By Samuel Thimothy, VP at

Your brand goes far beyond your logo and color scheme. Having a brand voice that resonates with your target audience is one of the most important parts of building a solid image and persona that keeps customers and clients coming back. 

However, developing a brand voice isn’t easy. Unlike a logo or color scheme, a brand voice is much less concrete. It’s a constantly developing and evolving part of your brand, even if it’s something you can’t necessarily see. 

Your brand voice makes you sound human. But beyond that, it creates consistency among your content, social media channels and more. Having a unique brand voice can create a recognizable image for your audience, regardless of where they’re connecting. 

To get started with creating your own brand voice, here are four steps to follow. 

1. Describe your brand personality in just three words. 

Before you can create a voice, you need to establish an identity. This identity should be easily defined and clear to both your employees and your customers or clients. 

Try to think of adjectives you’d like to describe your brand. You might include terms like smart, helpful, lighthearted or authoritative. 

Think of how your audience might currently describe you, or better yet, ask them to sum up your brand in one or two words. Narrow down your list of words to just three that you think best fit the brand you want to build. 

2. Build out descriptions for each word. 

Taking the three words you chose in Step 1, break down descriptions of what they mean to you and your audience. Explain why you chose that adjective and what it means for your company to exhibit that personality trait. Again, you want to keep this concise and clear. Try to limit your description to just one or two sentences. 

These descriptions should help shape your personality, making it easier for employees to understand your brand. In order to shape a cohesive brand voice, you want everyone on your team to understand the image you’re trying to create. 

3. Write do’s and don’ts for your brand personality. 

Now that you’ve identified the underlying adjectives and descriptions for your brand personality, you can establish the behaviors your team should and shouldn’t exhibit. 

For example, if one of your adjectives is “helpful,” a “do” might be to answer questions asked on social media quickly and thoroughly. A “don’t” might be using cookie-cutter responses that aren’t specific to the customer’s or client’s question. 

Break down what behaviors you’d like to see portray your brand personality. Your list of do’s and don’ts should make it easy for your employees to portray your brand voice in everything they do. 

4. Put your new brand voice in action. 

Your brand voice shouldn’t be a project you brush off to the side when your strategy is complete. You need to effectively set it into motion. 

To make your brand voice consistent, it should appear in your social media posts, on your website and in your other content. Make sure your writers understand the voice you’re trying to portray and read through your content before posting it to ensure it is on brand. 

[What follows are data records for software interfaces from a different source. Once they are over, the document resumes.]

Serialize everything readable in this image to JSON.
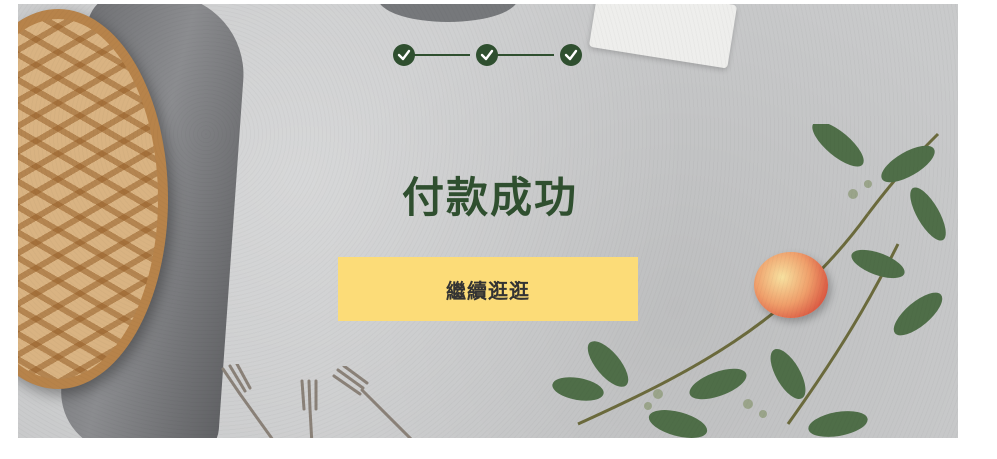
{
  "page": {
    "title": "付款成功",
    "continue_button": "繼續逛逛"
  },
  "stepper": {
    "steps": [
      "completed",
      "completed",
      "completed"
    ],
    "icon": "check-icon"
  },
  "colors": {
    "accent": "#2f4f2f",
    "button_bg": "#fcdc78",
    "background": "#c9cacb"
  }
}
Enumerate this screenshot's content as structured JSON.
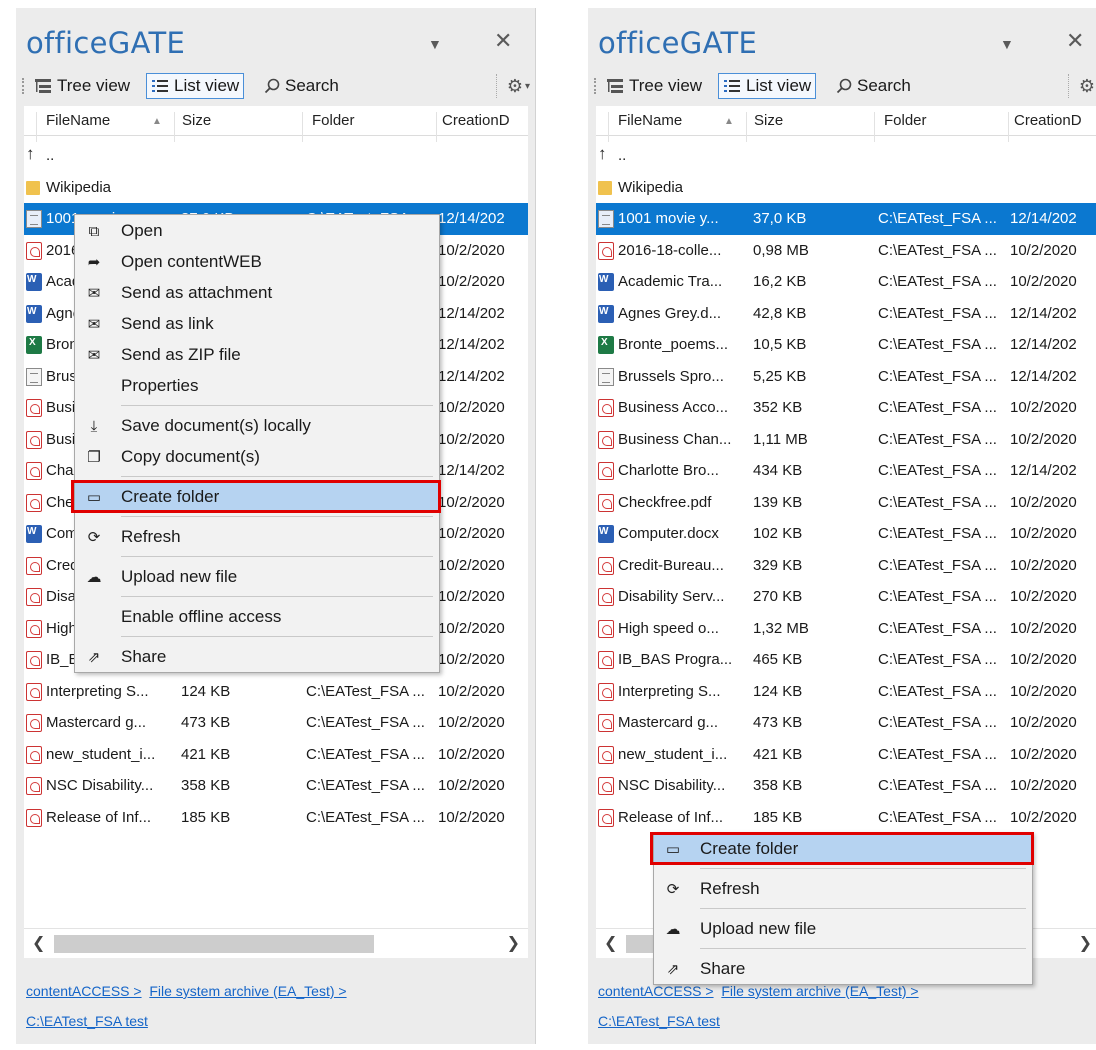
{
  "app_title": "officeGATE",
  "toolbar": {
    "tree_view": "Tree view",
    "list_view": "List view",
    "search": "Search"
  },
  "columns": {
    "filename": "FileName",
    "size": "Size",
    "folder": "Folder",
    "creation": "CreationD"
  },
  "parent_row": "..",
  "left_rows": [
    {
      "name": "..",
      "size": "",
      "folder": "",
      "date": "",
      "icon": "up-arrow"
    },
    {
      "name": "Wikipedia",
      "size": "",
      "folder": "",
      "date": "",
      "icon": "folder"
    },
    {
      "name": "1001 movie y...",
      "size": "37,0 KB",
      "folder": "C:\\EATest_FSA ...",
      "date": "12/14/202",
      "icon": "text"
    },
    {
      "name": "2016-18-colle...",
      "size": "0,98 MB",
      "folder": "C:\\EATest_FSA ...",
      "date": "10/2/2020",
      "icon": "pdf"
    },
    {
      "name": "Academic Tra...",
      "size": "16,2 KB",
      "folder": "C:\\EATest_FSA ...",
      "date": "10/2/2020",
      "icon": "word"
    },
    {
      "name": "Agnes Grey.d...",
      "size": "42,8 KB",
      "folder": "C:\\EATest_FSA ...",
      "date": "12/14/202",
      "icon": "word"
    },
    {
      "name": "Bronte_poems...",
      "size": "10,5 KB",
      "folder": "C:\\EATest_FSA ...",
      "date": "12/14/202",
      "icon": "excel"
    },
    {
      "name": "Brussels Spro...",
      "size": "5,25 KB",
      "folder": "C:\\EATest_FSA ...",
      "date": "12/14/202",
      "icon": "text"
    },
    {
      "name": "Business Acco...",
      "size": "352 KB",
      "folder": "C:\\EATest_FSA ...",
      "date": "10/2/2020",
      "icon": "pdf"
    },
    {
      "name": "Business Chan...",
      "size": "1,11 MB",
      "folder": "C:\\EATest_FSA ...",
      "date": "10/2/2020",
      "icon": "pdf"
    },
    {
      "name": "Charlotte Bro...",
      "size": "434 KB",
      "folder": "C:\\EATest_FSA ...",
      "date": "12/14/202",
      "icon": "pdf"
    },
    {
      "name": "Checkfree.pdf",
      "size": "139 KB",
      "folder": "C:\\EATest_FSA ...",
      "date": "10/2/2020",
      "icon": "pdf"
    },
    {
      "name": "Computer.docx",
      "size": "102 KB",
      "folder": "C:\\EATest_FSA ...",
      "date": "10/2/2020",
      "icon": "word"
    },
    {
      "name": "Credit-Bureau...",
      "size": "329 KB",
      "folder": "C:\\EATest_FSA ...",
      "date": "10/2/2020",
      "icon": "pdf"
    },
    {
      "name": "Disability Serv...",
      "size": "270 KB",
      "folder": "C:\\EATest_FSA ...",
      "date": "10/2/2020",
      "icon": "pdf"
    },
    {
      "name": "High speed o...",
      "size": "1,32 MB",
      "folder": "C:\\EATest_FSA ...",
      "date": "10/2/2020",
      "icon": "pdf"
    },
    {
      "name": "IB_BAS Progra...",
      "size": "465 KB",
      "folder": "C:\\EATest_FSA ...",
      "date": "10/2/2020",
      "icon": "pdf"
    },
    {
      "name": "Interpreting S...",
      "size": "124 KB",
      "folder": "C:\\EATest_FSA ...",
      "date": "10/2/2020",
      "icon": "pdf"
    },
    {
      "name": "Mastercard g...",
      "size": "473 KB",
      "folder": "C:\\EATest_FSA ...",
      "date": "10/2/2020",
      "icon": "pdf"
    },
    {
      "name": "new_student_i...",
      "size": "421 KB",
      "folder": "C:\\EATest_FSA ...",
      "date": "10/2/2020",
      "icon": "pdf"
    },
    {
      "name": "NSC Disability...",
      "size": "358 KB",
      "folder": "C:\\EATest_FSA ...",
      "date": "10/2/2020",
      "icon": "pdf"
    },
    {
      "name": "Release of Inf...",
      "size": "185 KB",
      "folder": "C:\\EATest_FSA ...",
      "date": "10/2/2020",
      "icon": "pdf"
    }
  ],
  "left_menu": [
    {
      "label": "Open",
      "icon": "open-external-icon"
    },
    {
      "label": "Open contentWEB",
      "icon": "forward-arrow-icon"
    },
    {
      "label": "Send as attachment",
      "icon": "mail-attachment-icon"
    },
    {
      "label": "Send as link",
      "icon": "mail-link-icon"
    },
    {
      "label": "Send as ZIP file",
      "icon": "mail-zip-icon"
    },
    {
      "label": "Properties",
      "icon": ""
    },
    {
      "sep": true
    },
    {
      "label": "Save document(s) locally",
      "icon": "download-icon"
    },
    {
      "label": "Copy document(s)",
      "icon": "copy-icon"
    },
    {
      "sep": true
    },
    {
      "label": "Create folder",
      "icon": "new-folder-icon",
      "highlight": true
    },
    {
      "sep": true
    },
    {
      "label": "Refresh",
      "icon": "refresh-icon"
    },
    {
      "sep": true
    },
    {
      "label": "Upload new file",
      "icon": "cloud-upload-icon"
    },
    {
      "sep": true
    },
    {
      "label": "Enable offline access",
      "icon": ""
    },
    {
      "sep": true
    },
    {
      "label": "Share",
      "icon": "share-icon"
    }
  ],
  "right_menu": [
    {
      "label": "Create folder",
      "icon": "new-folder-icon",
      "highlight": true
    },
    {
      "sep": true
    },
    {
      "label": "Refresh",
      "icon": "refresh-icon"
    },
    {
      "sep": true
    },
    {
      "label": "Upload new file",
      "icon": "cloud-upload-icon"
    },
    {
      "sep": true
    },
    {
      "label": "Share",
      "icon": "share-icon"
    }
  ],
  "footer": {
    "crumb1": "contentACCESS >",
    "crumb2": "File system archive (EA_Test) >",
    "crumb3": "C:\\EATest_FSA test"
  },
  "colors": {
    "title": "#2f6fb3",
    "selected_row": "#0b78d0",
    "menu_highlight": "#b6d3f1",
    "highlight_border": "#e00000"
  }
}
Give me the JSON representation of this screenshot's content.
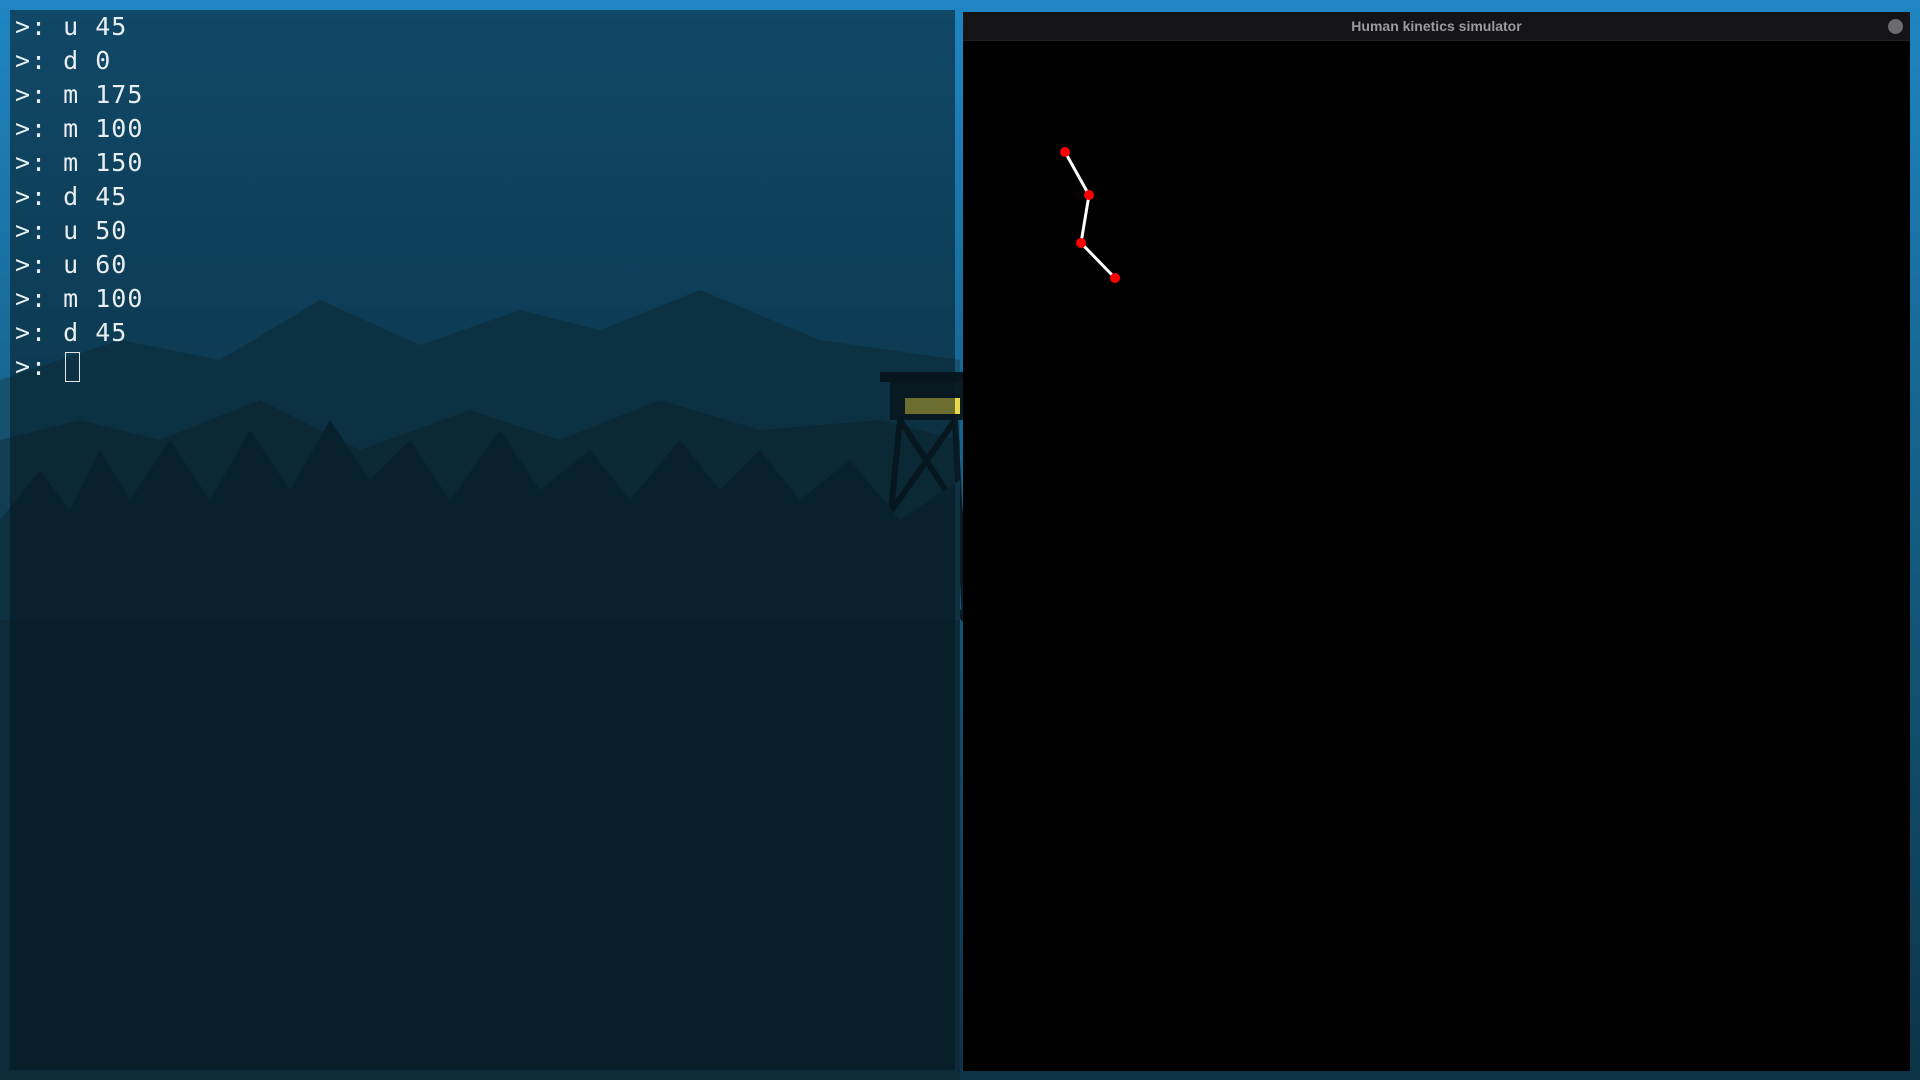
{
  "terminal": {
    "lines": [
      ">: u 45",
      ">: d 0",
      ">: m 175",
      ">: m 100",
      ">: m 150",
      ">: d 45",
      ">: u 50",
      ">: u 60",
      ">: m 100",
      ">: d 45"
    ],
    "prompt": ">:"
  },
  "simulator": {
    "title": "Human kinetics simulator",
    "joint_color": "#ff0000",
    "segment_color": "#ffffff"
  },
  "colors": {
    "sky_top": "#1f86c4",
    "sky_bottom": "#0f4d6e",
    "terminal_bg": "#06161e"
  }
}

You should also frequently refresh your brand voice. Revisit the three words you’ve selected, and see if they still align with the image you’re trying to create. If not, change them out, create a new description and outline new do’s and don’ts. 

Why does this matter? 

A brand voice helps you stand out from the growing number of brands online. When you have a clear and consistent voice that attracts your target audience, you can build more solid connections that fuel long-term customer relationships. 

While creating and maintaining a brand voice may seem daunting, it is well worth the effort. If you’re able to lay the foundation for a strong brand personality and voice, it will become easier and easier to grow your image into something easily identifiable to your target audience. 

Look at your brand voice as a dynamic tool. Look for new opportunities to grow and refine your voice, including adding new adjectives to further drill down the image you’re trying to portray. Talk with team members, employees and customers or clients to get their opinions on your personality and voice. 

When you create something your entire team approves of, it will be easier and easier to create consistency in the voice of your content.

Samuel Thimothy is the VP at, an inbound marketing agency, and co-founded, the digital marketing intelligence platform.